Former One Tree Hill star Hilarie Burton has her second book, Grimoire Girl: Creating an Inheritance of Magic and Mischief, dropping this fall, and is about to go into production on the third season of the History Channel series, It Couldn’t Happen Here. She is also 41 years old and has gray hair, which she wears proudly. Smart and forward-thinking, maybe, but she still
doesn’t know what the big deal is. Here, a very personal essay on the choice:
It was the summer after seventh grade when I first had my hair colored. There were cruel girls at school. That was the catalyst. I wanted to be cool, and highlights were most definitely cool. I had gotten contacts the summer before, and that hadn’t been enough to change their mind about me. But highlights would certainly do the trick, right?
I was 15 when I dyed my hair red.
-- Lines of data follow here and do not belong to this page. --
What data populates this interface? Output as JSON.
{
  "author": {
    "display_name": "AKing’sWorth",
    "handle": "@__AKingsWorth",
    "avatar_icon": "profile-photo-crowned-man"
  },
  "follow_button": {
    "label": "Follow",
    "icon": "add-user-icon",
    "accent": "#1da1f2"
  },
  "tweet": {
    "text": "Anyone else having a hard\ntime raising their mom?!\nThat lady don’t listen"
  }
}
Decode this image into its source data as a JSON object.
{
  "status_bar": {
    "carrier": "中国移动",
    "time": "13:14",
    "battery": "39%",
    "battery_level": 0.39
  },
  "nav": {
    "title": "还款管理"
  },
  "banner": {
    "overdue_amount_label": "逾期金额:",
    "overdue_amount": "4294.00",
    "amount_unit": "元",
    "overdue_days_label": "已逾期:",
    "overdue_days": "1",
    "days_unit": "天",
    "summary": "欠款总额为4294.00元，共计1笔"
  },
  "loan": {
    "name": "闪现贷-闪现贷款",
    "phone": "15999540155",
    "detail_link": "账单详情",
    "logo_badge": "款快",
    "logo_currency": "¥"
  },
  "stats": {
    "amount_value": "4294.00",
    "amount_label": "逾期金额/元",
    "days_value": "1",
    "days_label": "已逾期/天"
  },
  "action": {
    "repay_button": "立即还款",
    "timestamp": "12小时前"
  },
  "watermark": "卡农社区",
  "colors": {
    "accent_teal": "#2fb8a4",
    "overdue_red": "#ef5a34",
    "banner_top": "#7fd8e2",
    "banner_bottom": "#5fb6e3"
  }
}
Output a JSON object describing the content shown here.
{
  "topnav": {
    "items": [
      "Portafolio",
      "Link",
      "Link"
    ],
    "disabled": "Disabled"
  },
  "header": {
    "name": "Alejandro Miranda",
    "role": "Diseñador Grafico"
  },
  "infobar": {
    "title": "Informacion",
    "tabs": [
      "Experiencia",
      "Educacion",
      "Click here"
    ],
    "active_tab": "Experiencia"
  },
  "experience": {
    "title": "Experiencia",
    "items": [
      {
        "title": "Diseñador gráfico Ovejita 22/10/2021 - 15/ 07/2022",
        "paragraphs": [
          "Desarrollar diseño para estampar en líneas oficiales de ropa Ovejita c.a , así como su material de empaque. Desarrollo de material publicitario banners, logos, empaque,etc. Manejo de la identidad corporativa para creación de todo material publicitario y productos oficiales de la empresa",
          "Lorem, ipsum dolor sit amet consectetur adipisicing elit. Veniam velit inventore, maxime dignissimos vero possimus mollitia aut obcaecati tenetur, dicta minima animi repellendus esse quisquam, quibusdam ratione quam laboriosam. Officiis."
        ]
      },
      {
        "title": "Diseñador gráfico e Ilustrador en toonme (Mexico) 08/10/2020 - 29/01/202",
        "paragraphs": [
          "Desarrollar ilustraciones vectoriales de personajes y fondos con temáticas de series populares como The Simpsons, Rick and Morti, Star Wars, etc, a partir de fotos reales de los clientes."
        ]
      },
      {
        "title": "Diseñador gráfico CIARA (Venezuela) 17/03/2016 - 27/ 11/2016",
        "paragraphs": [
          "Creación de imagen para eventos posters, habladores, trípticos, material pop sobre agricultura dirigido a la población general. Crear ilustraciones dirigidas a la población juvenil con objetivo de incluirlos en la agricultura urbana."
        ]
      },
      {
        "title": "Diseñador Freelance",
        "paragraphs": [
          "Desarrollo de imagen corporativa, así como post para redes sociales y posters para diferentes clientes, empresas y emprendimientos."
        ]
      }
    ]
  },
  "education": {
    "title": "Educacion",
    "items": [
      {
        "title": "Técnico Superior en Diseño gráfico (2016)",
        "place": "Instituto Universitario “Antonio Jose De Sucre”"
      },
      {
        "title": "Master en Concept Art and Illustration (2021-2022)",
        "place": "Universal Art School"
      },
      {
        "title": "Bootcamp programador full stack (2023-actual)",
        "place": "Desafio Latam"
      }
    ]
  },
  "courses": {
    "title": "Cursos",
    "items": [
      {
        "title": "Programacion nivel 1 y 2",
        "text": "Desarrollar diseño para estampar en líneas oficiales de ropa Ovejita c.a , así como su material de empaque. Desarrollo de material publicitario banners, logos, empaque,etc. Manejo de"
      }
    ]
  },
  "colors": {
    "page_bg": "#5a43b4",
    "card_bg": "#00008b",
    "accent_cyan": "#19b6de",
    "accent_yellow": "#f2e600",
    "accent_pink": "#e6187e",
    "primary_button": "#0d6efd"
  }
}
Sophomore year, and I’d signed with an agent in New York. They’d told me it made me look average. I’d never book a job looking like that.
Go back to blonde. You were special as a blonde.
I was 21 when I went into the fanciest salon I’d ever seen after wrapping the first season of One Tree Hill. I was just meant to get my roots touched up. The stylist told me I didn’t look like a star. But he could make me look like a star. He bleached my hair until it fell out in great chunks, resulting in my infamous mullet of 2004.
I was 26 in the last season of that show when I started tinting my hair red again.
My boss had a blonde fantasy, and I hated him. The feeling of saying no was exhilarating.
Pregnant with my first child, I dyed it dark brown. Practically black.
In the mirror I was a stranger to myself. That’s what I wanted, to disappear. Dark hair always felt like a Halloween costume.
I’d seen my husband [actor Jeffrey Dean Morgan] slip into Silver-Fox territory with nothing but glowing adoration from fans and media alike. His silver made him better in their eyes. His age was an asset that made him respectable.
I wanted that.
So, I let it go. All of it. The idea of trying to hold onto a youthful version of myself didn’t make any sense. I wasn’t respected in my youth. It wasn’t some golden era of my life. It was trial and error…and more error. It was experimentation.
As my silver grew in, I liked how I looked—perhaps for the first time. I liked what it did to my eyes and skin tone. I liked other women reaching out, pleased to have someone to virtually hold hands with as they shed their own dye. I liked that I was free.
And so, I don’t begrudge anyone hanging on to their version of beauty, even if it’s fabricated youth. But my version of beauty is the power of this next phase, what comes after youth.